**DATASET EXCERPTS**

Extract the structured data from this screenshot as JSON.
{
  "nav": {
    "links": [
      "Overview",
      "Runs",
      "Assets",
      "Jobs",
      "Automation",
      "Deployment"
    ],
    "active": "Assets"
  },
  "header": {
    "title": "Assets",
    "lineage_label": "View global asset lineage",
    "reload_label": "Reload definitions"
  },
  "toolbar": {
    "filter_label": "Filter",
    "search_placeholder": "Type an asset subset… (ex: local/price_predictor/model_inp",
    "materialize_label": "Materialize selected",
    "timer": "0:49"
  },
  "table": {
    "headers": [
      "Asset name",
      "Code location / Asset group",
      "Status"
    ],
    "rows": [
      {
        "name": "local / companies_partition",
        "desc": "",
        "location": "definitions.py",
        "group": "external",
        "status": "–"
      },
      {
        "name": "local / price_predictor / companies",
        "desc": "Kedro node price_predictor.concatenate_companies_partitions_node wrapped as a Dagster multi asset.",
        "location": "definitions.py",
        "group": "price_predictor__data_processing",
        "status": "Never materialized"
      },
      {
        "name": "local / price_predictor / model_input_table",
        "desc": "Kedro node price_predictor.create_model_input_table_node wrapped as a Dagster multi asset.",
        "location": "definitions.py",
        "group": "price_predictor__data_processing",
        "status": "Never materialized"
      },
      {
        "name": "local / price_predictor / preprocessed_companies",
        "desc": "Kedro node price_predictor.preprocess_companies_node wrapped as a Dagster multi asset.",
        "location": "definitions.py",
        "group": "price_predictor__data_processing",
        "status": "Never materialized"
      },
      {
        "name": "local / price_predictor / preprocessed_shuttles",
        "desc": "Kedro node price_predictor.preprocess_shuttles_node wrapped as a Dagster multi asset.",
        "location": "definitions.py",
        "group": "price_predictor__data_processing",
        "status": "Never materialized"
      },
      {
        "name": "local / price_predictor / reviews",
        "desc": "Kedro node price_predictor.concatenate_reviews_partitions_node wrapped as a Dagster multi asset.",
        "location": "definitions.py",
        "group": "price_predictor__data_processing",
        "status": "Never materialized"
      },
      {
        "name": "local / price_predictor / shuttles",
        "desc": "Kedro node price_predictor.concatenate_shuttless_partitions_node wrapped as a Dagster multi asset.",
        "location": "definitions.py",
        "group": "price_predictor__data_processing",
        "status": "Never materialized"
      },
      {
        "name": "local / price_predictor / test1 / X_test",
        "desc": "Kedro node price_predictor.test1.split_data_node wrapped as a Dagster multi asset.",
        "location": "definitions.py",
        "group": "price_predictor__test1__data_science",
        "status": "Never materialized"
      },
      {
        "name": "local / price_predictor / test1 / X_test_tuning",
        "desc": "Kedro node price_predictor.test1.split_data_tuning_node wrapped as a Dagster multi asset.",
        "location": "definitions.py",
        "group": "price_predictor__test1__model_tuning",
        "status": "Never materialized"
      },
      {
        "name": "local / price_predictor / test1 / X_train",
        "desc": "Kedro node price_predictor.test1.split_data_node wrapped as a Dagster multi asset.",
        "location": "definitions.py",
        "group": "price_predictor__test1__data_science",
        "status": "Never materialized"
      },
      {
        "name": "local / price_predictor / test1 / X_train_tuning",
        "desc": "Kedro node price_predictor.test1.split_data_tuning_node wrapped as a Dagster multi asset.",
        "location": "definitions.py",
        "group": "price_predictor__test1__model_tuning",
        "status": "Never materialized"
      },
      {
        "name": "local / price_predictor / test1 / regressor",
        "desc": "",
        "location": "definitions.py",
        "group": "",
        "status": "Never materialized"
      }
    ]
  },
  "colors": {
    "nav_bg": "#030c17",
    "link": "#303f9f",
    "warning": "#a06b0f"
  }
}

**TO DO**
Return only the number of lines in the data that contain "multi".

**REPLY TO THE TASK**
10